By Pam Zekman

(CBS) — The city’s water supply is under attack by a class-action lawsuit claiming construction work to replace old water mains actually causes lead to seep into the water supply.

On top of that, 2 Investigator Pam Zekman has learned the U.S. Environmental Protection Agency will soon be changing the testing standards for lead in your drinking water.

The class-action lawsuit charges the city knew street construction projects disturb lead water pipes, and can stir up lead sediments in the pipe that then leech into the water.

The lawsuit further claims the city “failed to warn” homeowners about the potential danger or to provide “accurate directions” on what they can do protectively.

Thomas Powers, Chicago Water Management commissioner, denies homeowners are not adequately warned before construction projects begin. He says the city delivers a document to each home that tells homeowners how to flush their water lines. A chemical already in the water provides additional protection, Powers says.

“We are continually adding phosphate to the water to ensure that if there are any disturbances to the coating that it immediately begins to re-coat it,” he says.

Critics like Virginia Tech civil engineering professor Marc Edwards say the real problem is inadequate testing procedures documented in a study done by the U.S EPA, in partnership with the Chicago Department of Water Management, several years ago.

“We have to close these loopholes,” Edwards says. “We have to better protect our children.”

Officials tell CBS 2 more than two years ago they were going to change the testing procedures in order to get a more accurate assessment of the amount of lead in drinking water.

Robert Kaplan, the acting Midwest administrator for the Environmental Protection Agency, says there is finally good news on that front. The EPA will begin rolling out better testing procedures in about a month.

“We want to make sure we capture the peak of the lead, the worst case,” Kaplan says.

Using the current testing procedures, a city spokesman says, “Chicago’s water is safe and exceeds federal, state and industry standards.”

The potential problems exist in homes built before 1986, when lead pipes were used in construction.

Sarah Kopp lives in one of those apartment buildings. She turns on her tap for five minutes and then filters the water before giving it to her daughter, Anya.

Anya’s doctor suggested that two years ago, when high levels of lead were discovered in Anya’s blood stream.

“She was actually developmentally delayed a little bit,” Kopp says. “Luckily, they caught it early enough.”

But for now, Kopp will continue with her precautions.

“I do not feel safe drinking this water, without the proper testing being done,” Kopp adds.

Both the EPA and the Chicago Department of Water Management stress that Chicago’s water is safe to drink.

If you are concerned about lead in your water, there are some things you can do:

— Use a water filter that removes lead. But be sure to clean the filter as often as instructed or that could create more problems.

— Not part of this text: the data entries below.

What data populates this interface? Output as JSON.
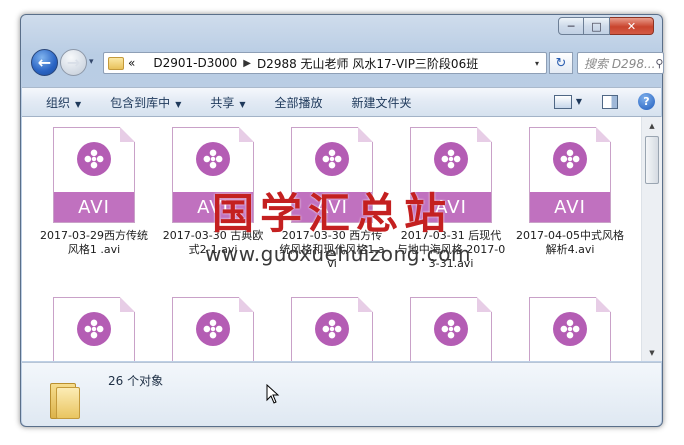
{
  "titlebar": {
    "minimize_glyph": "─",
    "maximize_glyph": "□",
    "close_glyph": "✕"
  },
  "nav": {
    "back_glyph": "←",
    "forward_glyph": "→",
    "history_glyph": "▾"
  },
  "address": {
    "overflow": "«",
    "crumbs": [
      "D2901-D3000",
      "D2988 无山老师 风水17-VIP三阶段06班"
    ],
    "separator": "▶",
    "dropdown_glyph": "▾",
    "refresh_glyph": "↻"
  },
  "search": {
    "placeholder": "搜索 D298...",
    "icon_glyph": "⚲"
  },
  "toolbar": {
    "organize": "组织",
    "include_in_library": "包含到库中",
    "share": "共享",
    "play_all": "全部播放",
    "new_folder": "新建文件夹",
    "dropdown_arrow": "▼",
    "help_glyph": "?"
  },
  "files": [
    {
      "type_label": "AVI",
      "name": "2017-03-29西方传统风格1 .avi"
    },
    {
      "type_label": "AVI",
      "name": "2017-03-30  古典欧式2-1.avi"
    },
    {
      "type_label": "AVI",
      "name": "2017-03-30  西方传统风格和现代风格1.avi"
    },
    {
      "type_label": "AVI",
      "name": "2017-03-31  后现代与地中海风格 2017-03-31.avi"
    },
    {
      "type_label": "AVI",
      "name": "2017-04-05中式风格解析4.avi"
    },
    {
      "type_label": "",
      "name": ""
    },
    {
      "type_label": "",
      "name": ""
    },
    {
      "type_label": "",
      "name": ""
    },
    {
      "type_label": "",
      "name": ""
    },
    {
      "type_label": "",
      "name": ""
    }
  ],
  "scrollbar": {
    "up_glyph": "▲",
    "down_glyph": "▼"
  },
  "watermark": {
    "title": "国学汇总站",
    "url": "www.guoxuehuizong.com"
  },
  "details": {
    "count_text": "26 个对象"
  }
}
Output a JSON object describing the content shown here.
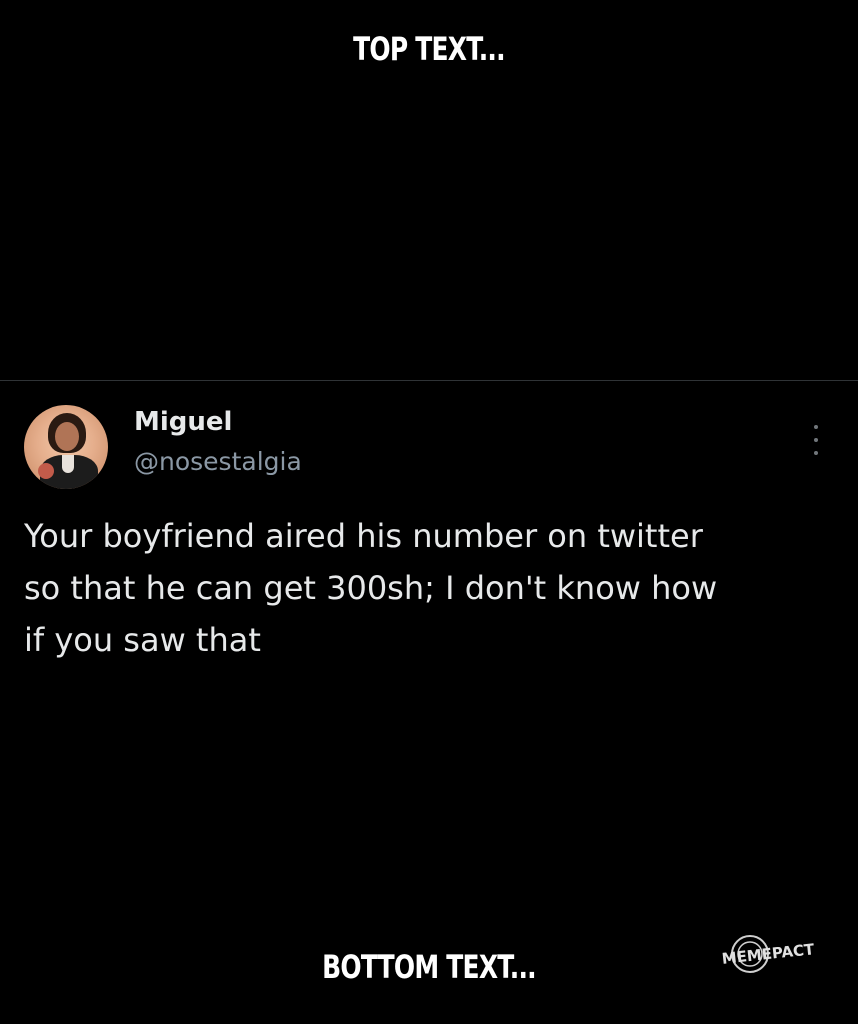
{
  "meme": {
    "top_caption": "TOP TEXT...",
    "bottom_caption": "BOTTOM TEXT..."
  },
  "tweet": {
    "author": {
      "display_name": "Miguel",
      "handle": "@nosestalgia",
      "avatar": "profile-photo"
    },
    "text": "Your boyfriend aired his number on twitter\nso that he can get 300sh; I don't know how\nif you saw that",
    "menu_icon": "more-vertical-icon"
  },
  "watermark": {
    "text": "MEMEPACT"
  },
  "colors": {
    "background": "#000000",
    "text_primary": "#e7e9ea",
    "text_secondary": "#8b98a5",
    "divider": "#2f3336"
  }
}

— Run the water for 3 to 5 minutes before first using it each day. You can also simply take a shower or wash the dishes to flush the system.

— Drink only cold tap water.

— Test your water. The city does it for free; just call 3-1-1.

— EPA approved labs charge $25 to $50.